# [What to produce]
Write an exact copy of the entries below that leaves out all pictures.

# [Input data]
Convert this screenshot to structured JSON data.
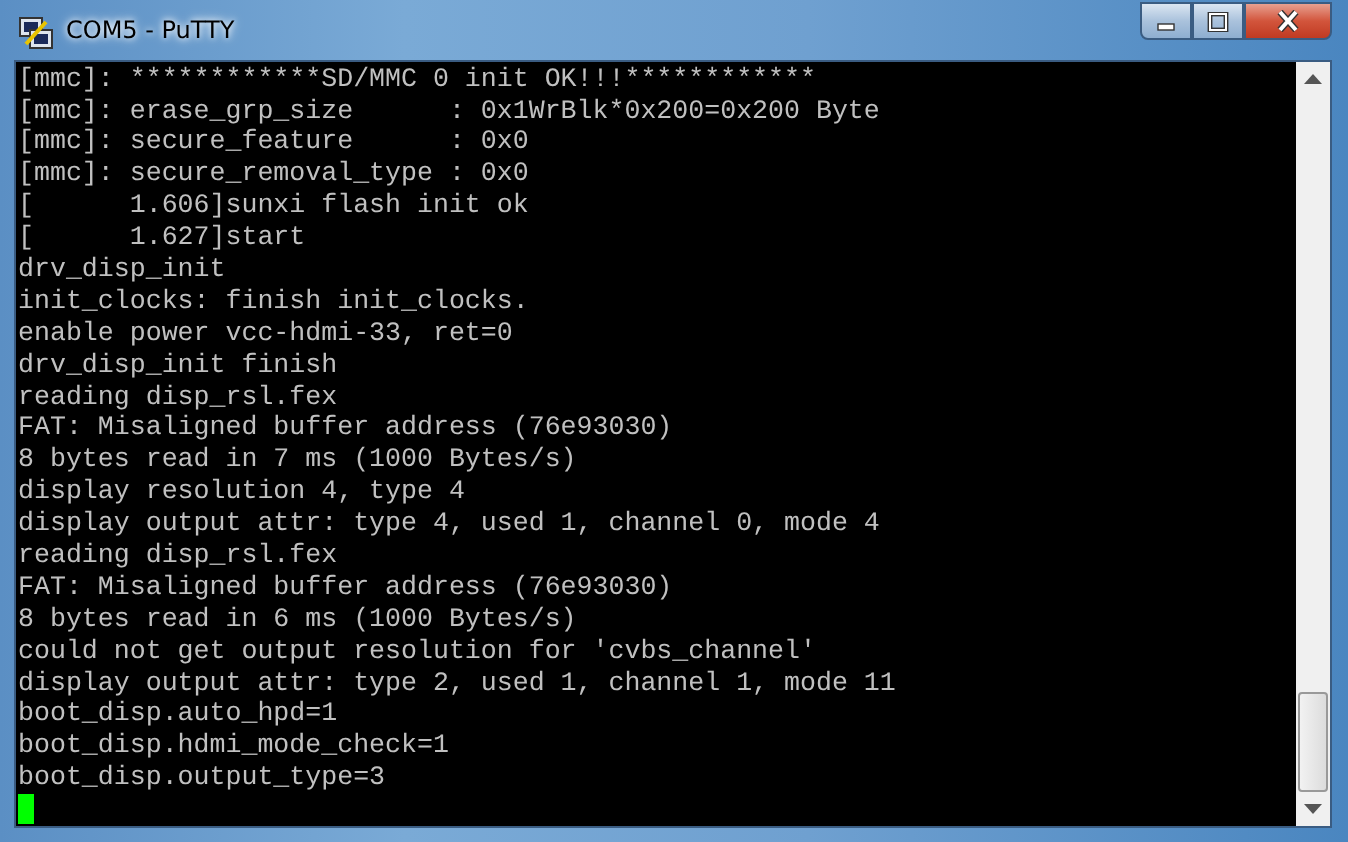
{
  "window": {
    "title": "COM5 - PuTTY"
  },
  "terminal": {
    "lines": [
      "[mmc]: ************SD/MMC 0 init OK!!!************",
      "[mmc]: erase_grp_size      : 0x1WrBlk*0x200=0x200 Byte",
      "[mmc]: secure_feature      : 0x0",
      "[mmc]: secure_removal_type : 0x0",
      "[      1.606]sunxi flash init ok",
      "[      1.627]start",
      "drv_disp_init",
      "init_clocks: finish init_clocks.",
      "enable power vcc-hdmi-33, ret=0",
      "drv_disp_init finish",
      "reading disp_rsl.fex",
      "FAT: Misaligned buffer address (76e93030)",
      "8 bytes read in 7 ms (1000 Bytes/s)",
      "display resolution 4, type 4",
      "display output attr: type 4, used 1, channel 0, mode 4",
      "reading disp_rsl.fex",
      "FAT: Misaligned buffer address (76e93030)",
      "8 bytes read in 6 ms (1000 Bytes/s)",
      "could not get output resolution for 'cvbs_channel'",
      "display output attr: type 2, used 1, channel 1, mode 11",
      "boot_disp.auto_hpd=1",
      "boot_disp.hdmi_mode_check=1",
      "boot_disp.output_type=3"
    ]
  }
}
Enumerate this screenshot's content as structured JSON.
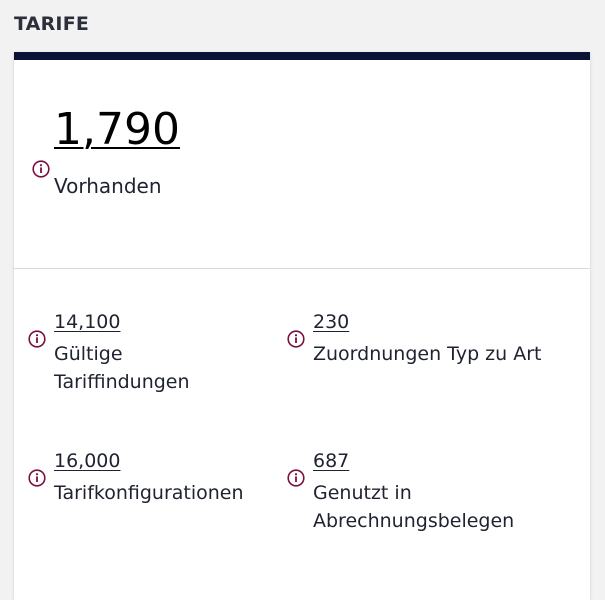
{
  "section": {
    "title": "TARIFE"
  },
  "primary": {
    "value": "1,790",
    "label": "Vorhanden",
    "icon": "info-icon"
  },
  "metrics": [
    {
      "value": "14,100",
      "label": "Gültige Tariffindungen",
      "icon": "info-icon"
    },
    {
      "value": "230",
      "label": "Zuordnungen Typ zu Art",
      "icon": "info-icon"
    },
    {
      "value": "16,000",
      "label": "Tarifkonfigurationen",
      "icon": "info-icon"
    },
    {
      "value": "687",
      "label": "Genutzt in Abrechnungsbelegen",
      "icon": "info-icon"
    }
  ],
  "colors": {
    "accent_bar": "#0b1235",
    "info_icon": "#7a1040"
  }
}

# [Completed exercise]
Convert this screenshot to structured JSON data.
{
  "window": {
    "title": "COM5 - PuTTY"
  },
  "terminal": {
    "lines": [
      "[mmc]: ************SD/MMC 0 init OK!!!************",
      "[mmc]: erase_grp_size      : 0x1WrBlk*0x200=0x200 Byte",
      "[mmc]: secure_feature      : 0x0",
      "[mmc]: secure_removal_type : 0x0",
      "[      1.606]sunxi flash init ok",
      "[      1.627]start",
      "drv_disp_init",
      "init_clocks: finish init_clocks.",
      "enable power vcc-hdmi-33, ret=0",
      "drv_disp_init finish",
      "reading disp_rsl.fex",
      "FAT: Misaligned buffer address (76e93030)",
      "8 bytes read in 7 ms (1000 Bytes/s)",
      "display resolution 4, type 4",
      "display output attr: type 4, used 1, channel 0, mode 4",
      "reading disp_rsl.fex",
      "FAT: Misaligned buffer address (76e93030)",
      "8 bytes read in 6 ms (1000 Bytes/s)",
      "could not get output resolution for 'cvbs_channel'",
      "display output attr: type 2, used 1, channel 1, mode 11",
      "boot_disp.auto_hpd=1",
      "boot_disp.hdmi_mode_check=1",
      "boot_disp.output_type=3"
    ]
  }
}
Enumerate this screenshot's content as structured JSON.
{
  "section": {
    "title": "TARIFE"
  },
  "primary": {
    "value": "1,790",
    "label": "Vorhanden",
    "icon": "info-icon"
  },
  "metrics": [
    {
      "value": "14,100",
      "label": "Gültige Tariffindungen",
      "icon": "info-icon"
    },
    {
      "value": "230",
      "label": "Zuordnungen Typ zu Art",
      "icon": "info-icon"
    },
    {
      "value": "16,000",
      "label": "Tarifkonfigurationen",
      "icon": "info-icon"
    },
    {
      "value": "687",
      "label": "Genutzt in Abrechnungsbelegen",
      "icon": "info-icon"
    }
  ],
  "colors": {
    "accent_bar": "#0b1235",
    "info_icon": "#7a1040"
  }
}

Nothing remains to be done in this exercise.